“Hey, guys. Take a look at this.”
A little finger points to the white words on the glossy cover.
“And… life… And Life Comes… BACK! Tricia Lott Williford! Mommy! It’s your book!”
“It’s my book, guys! And look at this page, right here.” I open to the dedication page.
“For Tucker and Tyler. For Tucker and Tyler! For Tucker and Tyler?
“Have you ever had a book dedicated to you before?”
“Never, not in my whole life!”
“Well, here you go. This one is.”
“Are we in it? Did you talk about us?”
“I sure did.” Although not as much as I thought I would, because in the writing the story emerged as a love story rather than a book about little boys or single moms or parenting. “You’re in there.”
“Read to us! Read to us!”
We pile the three of us into one outdoor dining chair on the deck, which is about as awkward as it sounds. But they wanted to be near me, on top of me, in the crooks of my arms and under my chin, and they don’t realize that they’ve grown. They just push their puzzle pieces into these tight spots, and so, of course, I let them.
They light up and laugh over their own antics. One says, “Is that all you said? Is there more in there?” Oh, there’s more in there. We jump around in the text, and I read their names in print in one scene after another.
It was a great, great moment. I asked them, “Are you okay with all the things in there about you?”
“Yes! Oh, yes!”
“Even some of the potty words you said when you were so little?”
“Yes! It’s part of the story!”
“Okay. If you change your mind, you tell me. And I’ll change the book.”
“Really? You can change the book?”
“I can. I have one more chance, and I can’t make lots of changes, but I can make a change like that. You are more important to me than any sentence in any book.”
A few days later, one says to me, “I really actually think maybe I don’t want the book to say that. Just not exactly that.”
I take out my pen and my notebook immediately. “Then let’s change it.”
“Really, Mommy?” I suspect this is more of a test than a true, real offense, but I will set this precedentn carefully.
“Really, buddy. What do you want it to say instead? It has to be funny, because that part was funny. But we can change it a little so you won’t be embarrassed.”
And so we changed it.
I put my notebook away, and I looked at one of my sons, squarely, eye to eye. “These are very important words, buddy. Are you ready? You are more important than anything I will ever write for anyone, anywhere, on any page, in any book. You matter more to me, and you get the final vote. If you don’t want it, I won’t write it. And that will always be true.”

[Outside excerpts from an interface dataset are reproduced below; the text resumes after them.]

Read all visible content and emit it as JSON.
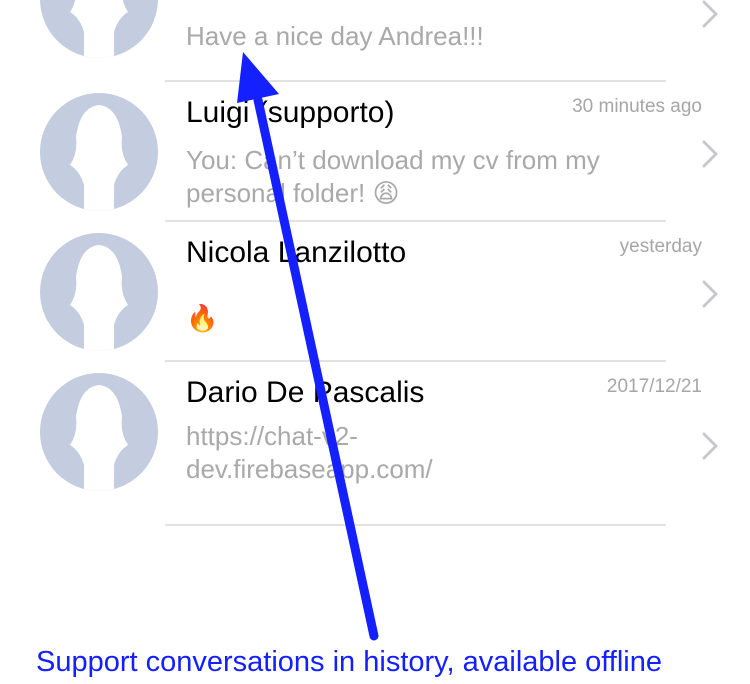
{
  "conversations": [
    {
      "name": "",
      "time": "",
      "preview": "Have a nice day Andrea!!!",
      "emoji": ""
    },
    {
      "name": "Luigi (supporto)",
      "time": "30 minutes ago",
      "preview": "You: Can’t download my cv from my personal folder!",
      "emoji": "😩"
    },
    {
      "name": "Nicola Lanzilotto",
      "time": "yesterday",
      "preview": "",
      "emoji": "🔥"
    },
    {
      "name": "Dario De Pascalis",
      "time": "2017/12/21",
      "preview": "https://chat-v2-dev.firebaseapp.com/",
      "emoji": ""
    }
  ],
  "annotation": {
    "caption": "Support conversations in history, available offline",
    "color": "#1420ff"
  },
  "icons": {
    "avatar": "person-silhouette-icon",
    "chevron": "chevron-right-icon"
  }
}
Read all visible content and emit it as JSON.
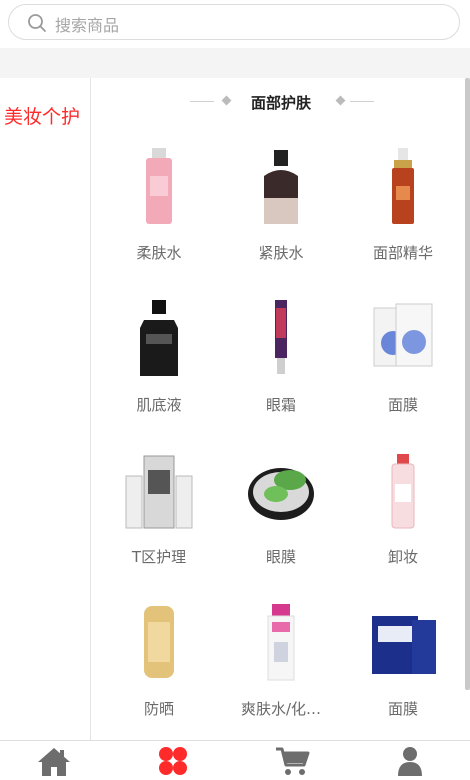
{
  "search": {
    "placeholder": "搜索商品",
    "icon": "search-icon"
  },
  "sidebar": {
    "items": [
      {
        "label": "美妆个护",
        "active": true
      }
    ]
  },
  "section": {
    "title": "面部护肤"
  },
  "products": [
    {
      "label": "柔肤水",
      "icon": "toner-bottle-pink"
    },
    {
      "label": "紧肤水",
      "icon": "firming-water-bottle"
    },
    {
      "label": "面部精华",
      "icon": "serum-dropper-bottle"
    },
    {
      "label": "肌底液",
      "icon": "black-essence-bottle"
    },
    {
      "label": "眼霜",
      "icon": "eye-cream-tube"
    },
    {
      "label": "面膜",
      "icon": "face-mask-packs"
    },
    {
      "label": "T区护理",
      "icon": "t-zone-kit"
    },
    {
      "label": "眼膜",
      "icon": "eye-mask-jar"
    },
    {
      "label": "卸妆",
      "icon": "micellar-water-bottle"
    },
    {
      "label": "防晒",
      "icon": "sunscreen-bottle"
    },
    {
      "label": "爽肤水/化…",
      "icon": "lotion-bottle"
    },
    {
      "label": "面膜",
      "icon": "mask-box"
    }
  ],
  "tabbar": {
    "tabs": [
      {
        "icon": "home-icon",
        "active": false
      },
      {
        "icon": "category-icon",
        "active": true
      },
      {
        "icon": "cart-icon",
        "active": false
      },
      {
        "icon": "user-icon",
        "active": false
      }
    ]
  },
  "colors": {
    "accent": "#ff2a2a",
    "icon_inactive": "#6d6d6d",
    "placeholder": "#a6a6a6"
  }
}
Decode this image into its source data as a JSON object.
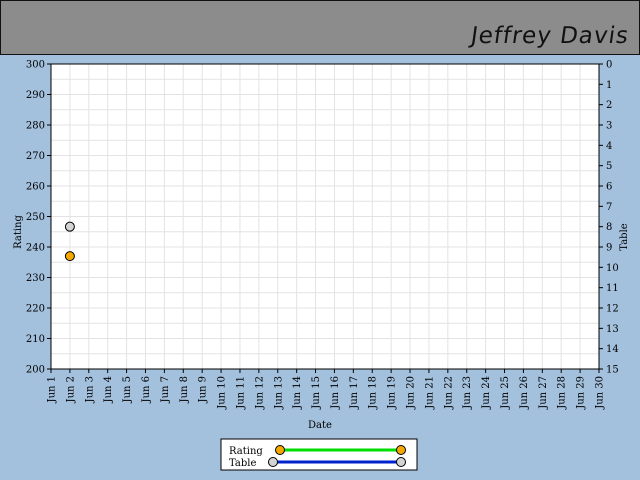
{
  "header": {
    "player_name": "Jeffrey Davis"
  },
  "chart_data": {
    "type": "scatter",
    "title": "",
    "xlabel": "Date",
    "ylabel": "Rating",
    "y2label": "Table",
    "x_ticks": [
      "Jun 1",
      "Jun 2",
      "Jun 3",
      "Jun 4",
      "Jun 5",
      "Jun 6",
      "Jun 7",
      "Jun 8",
      "Jun 9",
      "Jun 10",
      "Jun 11",
      "Jun 12",
      "Jun 13",
      "Jun 14",
      "Jun 15",
      "Jun 16",
      "Jun 17",
      "Jun 18",
      "Jun 19",
      "Jun 20",
      "Jun 21",
      "Jun 22",
      "Jun 23",
      "Jun 24",
      "Jun 25",
      "Jun 26",
      "Jun 27",
      "Jun 28",
      "Jun 29",
      "Jun 30"
    ],
    "ylim": [
      200,
      300
    ],
    "y_ticks": [
      200,
      210,
      220,
      230,
      240,
      250,
      260,
      270,
      280,
      290,
      300
    ],
    "y2lim": [
      0,
      15
    ],
    "y2_inverted": true,
    "y2_ticks": [
      0,
      1,
      2,
      3,
      4,
      5,
      6,
      7,
      8,
      9,
      10,
      11,
      12,
      13,
      14,
      15
    ],
    "grid": true,
    "legend_position": "bottom-center",
    "series": [
      {
        "name": "Rating",
        "axis": "left",
        "marker_color": "#f5a800",
        "line_color": "#00dd00",
        "points": [
          {
            "x": "Jun 2",
            "y": 237
          }
        ]
      },
      {
        "name": "Table",
        "axis": "right",
        "marker_color": "#d4d4d4",
        "line_color": "#0022cc",
        "points": [
          {
            "x": "Jun 2",
            "y": 8
          }
        ]
      }
    ]
  }
}
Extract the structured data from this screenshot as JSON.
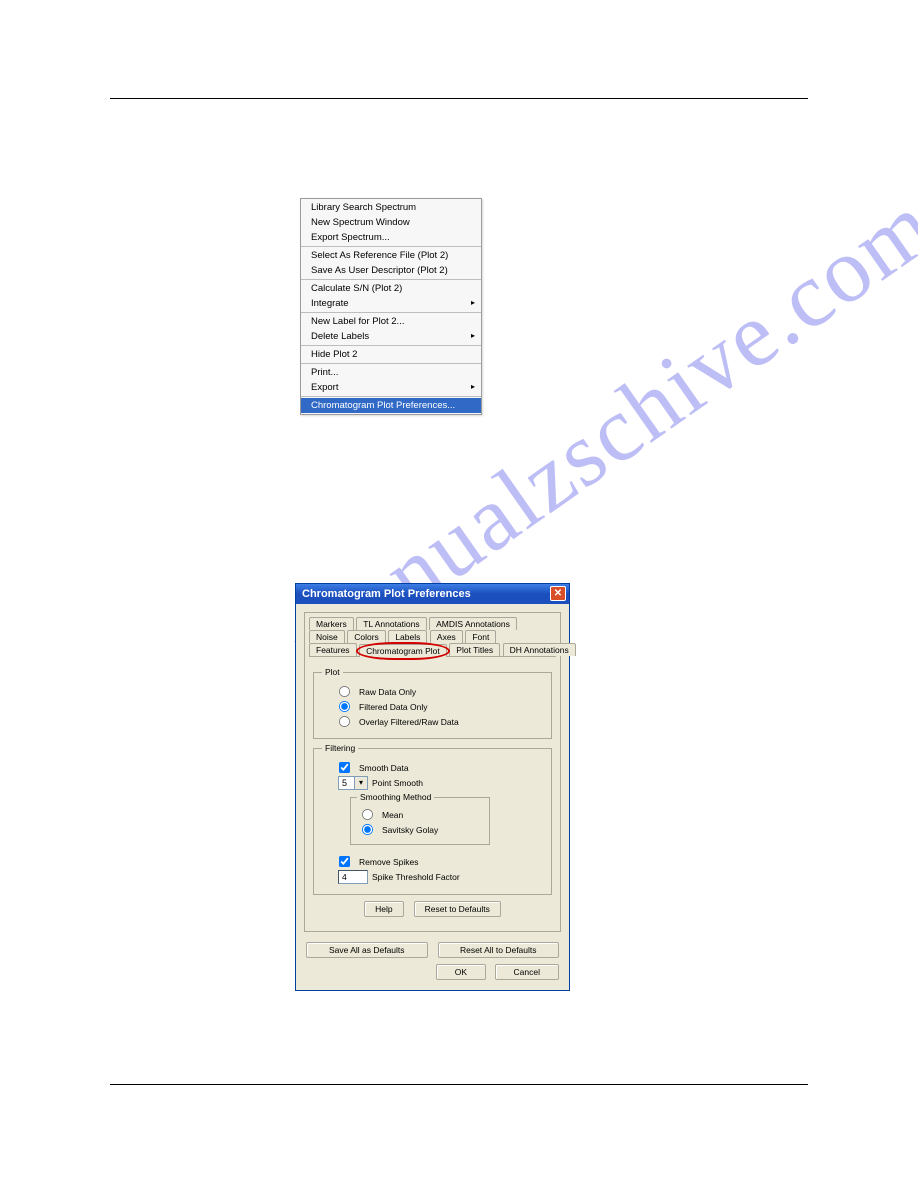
{
  "watermark": "manualzschive.com",
  "context_menu": {
    "groups": [
      [
        {
          "label": "Library Search Spectrum",
          "submenu": false
        },
        {
          "label": "New Spectrum Window",
          "submenu": false
        },
        {
          "label": "Export Spectrum...",
          "submenu": false
        }
      ],
      [
        {
          "label": "Select As Reference File (Plot 2)",
          "submenu": false
        },
        {
          "label": "Save As User Descriptor (Plot 2)",
          "submenu": false
        }
      ],
      [
        {
          "label": "Calculate S/N (Plot 2)",
          "submenu": false
        },
        {
          "label": "Integrate",
          "submenu": true
        }
      ],
      [
        {
          "label": "New Label for Plot 2...",
          "submenu": false
        },
        {
          "label": "Delete Labels",
          "submenu": true
        }
      ],
      [
        {
          "label": "Hide Plot 2",
          "submenu": false
        }
      ],
      [
        {
          "label": "Print...",
          "submenu": false
        },
        {
          "label": "Export",
          "submenu": true
        }
      ],
      [
        {
          "label": "Chromatogram Plot Preferences...",
          "submenu": false,
          "selected": true
        }
      ]
    ]
  },
  "dialog": {
    "title": "Chromatogram Plot Preferences",
    "tabs_row1": [
      "Markers",
      "TL Annotations",
      "AMDIS Annotations"
    ],
    "tabs_row2": [
      "Noise",
      "Colors",
      "Labels",
      "Axes",
      "Font"
    ],
    "tabs_row3": [
      "Features",
      "Chromatogram Plot",
      "Plot Titles",
      "DH Annotations"
    ],
    "active_tab": "Chromatogram Plot",
    "plot_group": {
      "legend": "Plot",
      "options": [
        "Raw Data Only",
        "Filtered Data Only",
        "Overlay Filtered/Raw Data"
      ],
      "selected": "Filtered Data Only"
    },
    "filtering_group": {
      "legend": "Filtering",
      "smooth_check": "Smooth Data",
      "smooth_checked": true,
      "point_smooth_value": "5",
      "point_smooth_label": "Point Smooth",
      "smoothing_method": {
        "legend": "Smoothing Method",
        "options": [
          "Mean",
          "Savitsky Golay"
        ],
        "selected": "Savitsky Golay"
      },
      "remove_spikes_check": "Remove Spikes",
      "remove_spikes_checked": true,
      "spike_value": "4",
      "spike_label": "Spike Threshold Factor"
    },
    "buttons": {
      "help": "Help",
      "reset": "Reset to Defaults",
      "save_all": "Save All as Defaults",
      "reset_all": "Reset All to Defaults",
      "ok": "OK",
      "cancel": "Cancel"
    }
  }
}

I look to his brother, and I repeat the same words. Because one should hear these words spoken directly to him, about him, not a blanket statement that applies to anyone else.
Sweet boys, I promise this to you. You have my word, my sacred oath.
And from this day forward, don’t ever believe anyone, ever, anywhere, in your family or in the far corners of the world, who suggests I exploited or disrespected you. If you have any questions about what I’ve written or what I will write, you can ask me and I will always be honest with you. You are my sons before you are anything else. And you are not characters in a story, part of the conflict and resolution, or pieces of the story arc.
You are mine. And you are safe in this family, in our home, and in my words.
So help me, God.